                .si ( ii > 0  jj <; N - 1 ? s[ii-1][jj+1] : 1'b0 ),
                .ci ( ii > 0 ? c[ii-1][jj] : 1'b0 ),
                .so ( s[ii][jj] ),
                .co ( c[ii][jj] ) );
            if ( ii == N ) assign p[N+jj] = s[N][jj];
        assign p[ii] = s[ii][0];

The complete Verilog HDL source code along with the test bench and constraints is available at:


The propagation delay \(t_{pd}\) depends size \(N\) and the value of operands. For a given size \(N\), the maximum propagation delay occurs when the low order bit cause a carry/sum that propagate to the highest order bit. This worst-case propagation delay is linear with \(2N\), this makes this carry-save multiplier is about 33% faster as the ripple-carry multiplier. Note that the average propagation delay is about half of this.

The post-map Timing Analysis tool shows the worst-case propagation delays for the Terasic Altera Cyclone IV DE0-Nano. The exact value depends on the model and speed grade of the FPGA, the silicon itself, voltage and the die temperature.

\(N\) Timing Analysis Measured
slow 85°C slow 0°C fast 0°C actual
4-bits 9.0 ns 8.0 ns 5.6 ns
8-bits 18.7 ns 16.8 ns 11.4 ns
16-bits 30.9 ns 27.6 ns 18.3 ns
27-bits 46.8 ns 41.9 ns 27.7 ns
32-bits 57.9 ns 51.6 ns 34.3 ns
Propagation delay in carry-save array multiplier

Other multipliers

The Wallace Multiplier decreases the latency by reorganizing the additions. Wikipedia has a good description of the algorithm. Due to the irregular routing, they can be difficult to route on a FPGA. As a consequence, additional wire delays may cause it to perform slower than carry-safe array multipliers.

The Wallace Multiplier can be combined with Booth Coding. The Booth Multiplier (alt) uses, say, 2 bits of the multiplier in generating each partial product thereby using only half the number of rows. Booth Multipliers with more fancy VLSI technique such as 0.6μ BiCMOS process using emitter coupled logic makes 53×53 multipliers possible with a latency of less than 2.6 nanoseconds [ref].

Booth multiplication is a technique that allows for smaller, faster multiplication circuits, by reordering the values to be multiplied.

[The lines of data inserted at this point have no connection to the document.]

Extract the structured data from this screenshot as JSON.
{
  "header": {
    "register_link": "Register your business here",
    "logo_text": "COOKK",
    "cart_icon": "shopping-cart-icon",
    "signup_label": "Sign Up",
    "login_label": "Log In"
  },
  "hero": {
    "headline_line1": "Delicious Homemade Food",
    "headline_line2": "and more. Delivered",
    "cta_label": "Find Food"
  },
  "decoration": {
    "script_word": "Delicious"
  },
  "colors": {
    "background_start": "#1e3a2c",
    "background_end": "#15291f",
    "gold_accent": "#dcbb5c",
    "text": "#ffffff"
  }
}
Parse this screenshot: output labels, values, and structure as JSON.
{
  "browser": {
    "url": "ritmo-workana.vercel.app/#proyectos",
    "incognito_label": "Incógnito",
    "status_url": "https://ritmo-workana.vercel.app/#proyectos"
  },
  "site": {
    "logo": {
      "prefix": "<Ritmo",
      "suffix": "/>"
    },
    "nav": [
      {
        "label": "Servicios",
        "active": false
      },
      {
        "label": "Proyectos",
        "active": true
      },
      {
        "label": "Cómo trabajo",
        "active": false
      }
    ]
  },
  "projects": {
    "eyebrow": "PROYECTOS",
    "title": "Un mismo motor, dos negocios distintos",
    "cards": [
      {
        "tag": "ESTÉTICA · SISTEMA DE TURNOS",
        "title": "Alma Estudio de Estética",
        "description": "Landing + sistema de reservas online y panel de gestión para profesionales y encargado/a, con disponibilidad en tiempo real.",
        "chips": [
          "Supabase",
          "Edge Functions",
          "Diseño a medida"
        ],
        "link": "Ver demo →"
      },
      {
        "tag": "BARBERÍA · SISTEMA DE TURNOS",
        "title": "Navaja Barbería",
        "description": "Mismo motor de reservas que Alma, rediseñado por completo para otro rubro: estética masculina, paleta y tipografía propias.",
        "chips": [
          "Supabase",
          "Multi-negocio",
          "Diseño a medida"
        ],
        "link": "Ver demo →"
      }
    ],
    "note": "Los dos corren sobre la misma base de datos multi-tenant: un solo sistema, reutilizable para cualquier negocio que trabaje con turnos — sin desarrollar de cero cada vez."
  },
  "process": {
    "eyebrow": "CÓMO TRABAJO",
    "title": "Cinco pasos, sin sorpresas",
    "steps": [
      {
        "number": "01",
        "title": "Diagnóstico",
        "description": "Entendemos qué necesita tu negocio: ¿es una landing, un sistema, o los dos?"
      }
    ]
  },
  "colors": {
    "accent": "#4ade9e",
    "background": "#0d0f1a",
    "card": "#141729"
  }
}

It is the standard technique used in chip design.

Vedic arithmetic is the ancient system of Indian mathematics which has a unique technique of calculations based on 16 Sutras (Formulae)

Another algorithm is Karatsuba. Overview.

Following this “Carry-save array multiplier using logic gates”, the next chapter shows an implementation of the divider introduced in Chapter 7 of the inquiry “How do Computers do Math?“.